In Veterans Omnibus bill, Measure Passes to Get More Medical Professionals Working at the VA in Southern Nevada

Dec 6, 2016
Press Release

December 16, 2016

Washington, D.C.—Today Rep. Dina Titus of Nevada’s First Congressional District applauded the passage of H.R. 6416, an omnibus measure that will improve health, education, and administrative programs at the Department of Veterans Affairs in Southern Nevada and around the country. 

Rep. Titus, a member of the House Committee on Veterans Affairs, sponsored a measure in the bill allowing the VA to continue increasing the number of medical residencies at the department’s healthcare facilities until 2024.  
 
With the inaugural class of the UNLV School of Medicine beginning in 2017, the legislation will provide opportunities for residents to treat veterans in Southern Nevada.  The bill will extend a provision authored by Rep. Titus and signed into law two years ago that expands the number of graduate medical education (GME) slots at the VA by 1,500. That measure was set to expire in 2019 but will now continue for an additional five years. 

“Our veterans deserve greater access to VA health care professionals in Las Vegas,” Rep. Titus said. “This legislation will give medical school residents at UNLV an opportunity to work with the VA, develop an expertise in specialized fields, and thereby ease the burden on our current system.” 

"This is fantastic news," said Barbara Atkinson, MD, founding dean of UNLV School of Medicine. "We need residency programs in Southern Nevada so our students will stay in the state after they finish their training."

The measure, which has support from the Association of American Medical Colleges, highlights the need for Nevada to address its shortage of physicians in the public and private sectors.  

Studies show that doctors are more likely to continue their career in the city where they perform their residency. Expanding residency slots in areas like Southern Nevada will help ensure a steady flow of doctors will meet the needs of our expanding veterans’ population. 

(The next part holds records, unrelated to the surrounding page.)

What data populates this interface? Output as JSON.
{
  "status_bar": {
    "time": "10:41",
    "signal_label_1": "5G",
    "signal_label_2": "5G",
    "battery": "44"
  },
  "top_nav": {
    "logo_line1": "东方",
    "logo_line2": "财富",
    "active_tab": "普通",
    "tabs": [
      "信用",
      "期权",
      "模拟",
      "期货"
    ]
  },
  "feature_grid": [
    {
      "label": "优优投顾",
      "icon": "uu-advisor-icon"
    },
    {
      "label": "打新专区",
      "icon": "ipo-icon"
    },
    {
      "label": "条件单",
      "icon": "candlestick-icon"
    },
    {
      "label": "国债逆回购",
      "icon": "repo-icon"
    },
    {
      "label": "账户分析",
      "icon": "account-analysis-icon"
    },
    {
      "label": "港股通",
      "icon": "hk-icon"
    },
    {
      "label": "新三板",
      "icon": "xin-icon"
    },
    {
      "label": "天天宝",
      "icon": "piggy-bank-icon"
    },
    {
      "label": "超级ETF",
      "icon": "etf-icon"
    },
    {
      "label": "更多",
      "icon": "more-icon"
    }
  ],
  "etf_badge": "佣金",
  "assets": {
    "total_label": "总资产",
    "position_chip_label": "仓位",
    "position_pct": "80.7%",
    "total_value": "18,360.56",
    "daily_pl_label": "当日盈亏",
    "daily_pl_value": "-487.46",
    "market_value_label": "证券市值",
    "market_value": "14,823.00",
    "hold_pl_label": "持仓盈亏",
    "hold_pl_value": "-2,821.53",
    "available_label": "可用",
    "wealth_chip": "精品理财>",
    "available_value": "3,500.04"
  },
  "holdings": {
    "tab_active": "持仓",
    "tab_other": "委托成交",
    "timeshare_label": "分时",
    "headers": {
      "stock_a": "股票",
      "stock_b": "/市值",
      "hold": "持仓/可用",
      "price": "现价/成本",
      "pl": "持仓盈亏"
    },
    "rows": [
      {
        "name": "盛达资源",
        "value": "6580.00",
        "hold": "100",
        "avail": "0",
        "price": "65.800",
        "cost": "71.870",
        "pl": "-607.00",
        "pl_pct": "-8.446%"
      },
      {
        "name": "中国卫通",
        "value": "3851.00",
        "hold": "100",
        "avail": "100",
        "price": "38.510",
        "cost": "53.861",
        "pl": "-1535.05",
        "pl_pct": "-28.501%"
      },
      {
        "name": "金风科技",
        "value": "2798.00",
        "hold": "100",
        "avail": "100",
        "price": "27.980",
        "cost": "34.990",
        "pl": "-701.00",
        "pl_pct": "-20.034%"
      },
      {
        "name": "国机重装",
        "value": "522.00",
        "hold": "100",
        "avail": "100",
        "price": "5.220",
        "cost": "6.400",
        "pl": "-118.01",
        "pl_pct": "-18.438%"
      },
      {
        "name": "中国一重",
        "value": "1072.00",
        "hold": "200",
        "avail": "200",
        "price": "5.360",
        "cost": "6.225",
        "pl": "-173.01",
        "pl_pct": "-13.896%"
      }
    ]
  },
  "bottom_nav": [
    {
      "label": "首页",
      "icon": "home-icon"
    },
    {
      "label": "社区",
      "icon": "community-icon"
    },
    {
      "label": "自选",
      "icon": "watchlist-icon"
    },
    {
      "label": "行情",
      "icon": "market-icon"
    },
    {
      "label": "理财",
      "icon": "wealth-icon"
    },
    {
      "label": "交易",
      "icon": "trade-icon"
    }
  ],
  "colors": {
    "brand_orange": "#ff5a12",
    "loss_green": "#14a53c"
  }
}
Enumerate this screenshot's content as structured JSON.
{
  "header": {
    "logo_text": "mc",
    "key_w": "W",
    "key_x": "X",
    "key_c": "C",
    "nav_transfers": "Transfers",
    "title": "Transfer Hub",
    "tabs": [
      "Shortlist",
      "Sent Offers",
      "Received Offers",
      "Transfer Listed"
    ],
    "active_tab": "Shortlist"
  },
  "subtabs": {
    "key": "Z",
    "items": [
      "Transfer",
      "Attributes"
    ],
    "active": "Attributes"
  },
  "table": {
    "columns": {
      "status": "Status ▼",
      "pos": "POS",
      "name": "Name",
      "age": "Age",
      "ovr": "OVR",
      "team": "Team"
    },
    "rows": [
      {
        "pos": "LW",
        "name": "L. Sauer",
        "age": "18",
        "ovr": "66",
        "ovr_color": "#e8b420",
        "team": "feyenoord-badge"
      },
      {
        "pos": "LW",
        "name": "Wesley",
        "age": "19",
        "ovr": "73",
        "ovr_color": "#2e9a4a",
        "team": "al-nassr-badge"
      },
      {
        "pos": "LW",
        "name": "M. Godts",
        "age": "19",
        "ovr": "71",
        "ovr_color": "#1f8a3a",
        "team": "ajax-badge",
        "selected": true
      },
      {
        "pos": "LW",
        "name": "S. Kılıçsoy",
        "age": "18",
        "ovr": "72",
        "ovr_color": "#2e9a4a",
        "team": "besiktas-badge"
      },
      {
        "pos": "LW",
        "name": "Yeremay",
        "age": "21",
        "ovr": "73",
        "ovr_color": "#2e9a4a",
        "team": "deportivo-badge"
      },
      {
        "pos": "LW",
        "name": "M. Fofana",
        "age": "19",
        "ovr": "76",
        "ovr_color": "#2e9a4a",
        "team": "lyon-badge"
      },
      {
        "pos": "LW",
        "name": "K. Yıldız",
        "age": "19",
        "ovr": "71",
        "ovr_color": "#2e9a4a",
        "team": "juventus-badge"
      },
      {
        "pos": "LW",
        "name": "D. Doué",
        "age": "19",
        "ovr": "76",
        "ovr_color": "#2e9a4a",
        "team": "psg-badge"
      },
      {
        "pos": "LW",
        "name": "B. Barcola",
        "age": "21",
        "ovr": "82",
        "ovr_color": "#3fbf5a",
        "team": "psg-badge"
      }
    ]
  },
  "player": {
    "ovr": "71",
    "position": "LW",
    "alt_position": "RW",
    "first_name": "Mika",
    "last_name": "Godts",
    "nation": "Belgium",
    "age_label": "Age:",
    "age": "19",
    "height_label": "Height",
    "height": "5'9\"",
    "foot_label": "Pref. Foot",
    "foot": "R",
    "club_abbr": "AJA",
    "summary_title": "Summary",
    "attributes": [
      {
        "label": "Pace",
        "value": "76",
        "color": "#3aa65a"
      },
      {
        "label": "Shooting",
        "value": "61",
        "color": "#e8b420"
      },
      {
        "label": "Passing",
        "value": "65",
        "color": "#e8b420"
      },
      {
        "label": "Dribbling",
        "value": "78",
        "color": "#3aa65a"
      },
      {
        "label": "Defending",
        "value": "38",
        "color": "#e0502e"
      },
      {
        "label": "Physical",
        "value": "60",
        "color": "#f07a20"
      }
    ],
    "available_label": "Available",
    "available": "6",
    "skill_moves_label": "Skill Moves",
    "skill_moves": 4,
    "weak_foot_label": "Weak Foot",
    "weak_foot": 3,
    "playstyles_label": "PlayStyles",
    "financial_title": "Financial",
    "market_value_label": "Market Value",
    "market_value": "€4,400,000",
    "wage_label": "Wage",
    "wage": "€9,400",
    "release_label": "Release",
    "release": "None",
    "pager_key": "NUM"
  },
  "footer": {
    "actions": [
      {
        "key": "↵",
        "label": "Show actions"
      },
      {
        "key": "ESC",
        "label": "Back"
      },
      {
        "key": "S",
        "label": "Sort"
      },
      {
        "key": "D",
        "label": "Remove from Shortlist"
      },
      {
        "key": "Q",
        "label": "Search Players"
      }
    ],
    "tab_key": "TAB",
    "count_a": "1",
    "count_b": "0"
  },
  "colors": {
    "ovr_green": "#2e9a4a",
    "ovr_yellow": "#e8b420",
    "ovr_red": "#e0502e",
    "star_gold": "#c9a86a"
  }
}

The state must increase its number of physicians by 46 percent just to reach the national rate of 327 doctors per 100,000 people, according to the 2014 physician workforce report from the University Of Nevada School Of Medicine.

The Omnibus bill passed the House by a 419-0 vote. 

The Senate is expected to approve the measure in the coming days and send it to President Obama’s desk.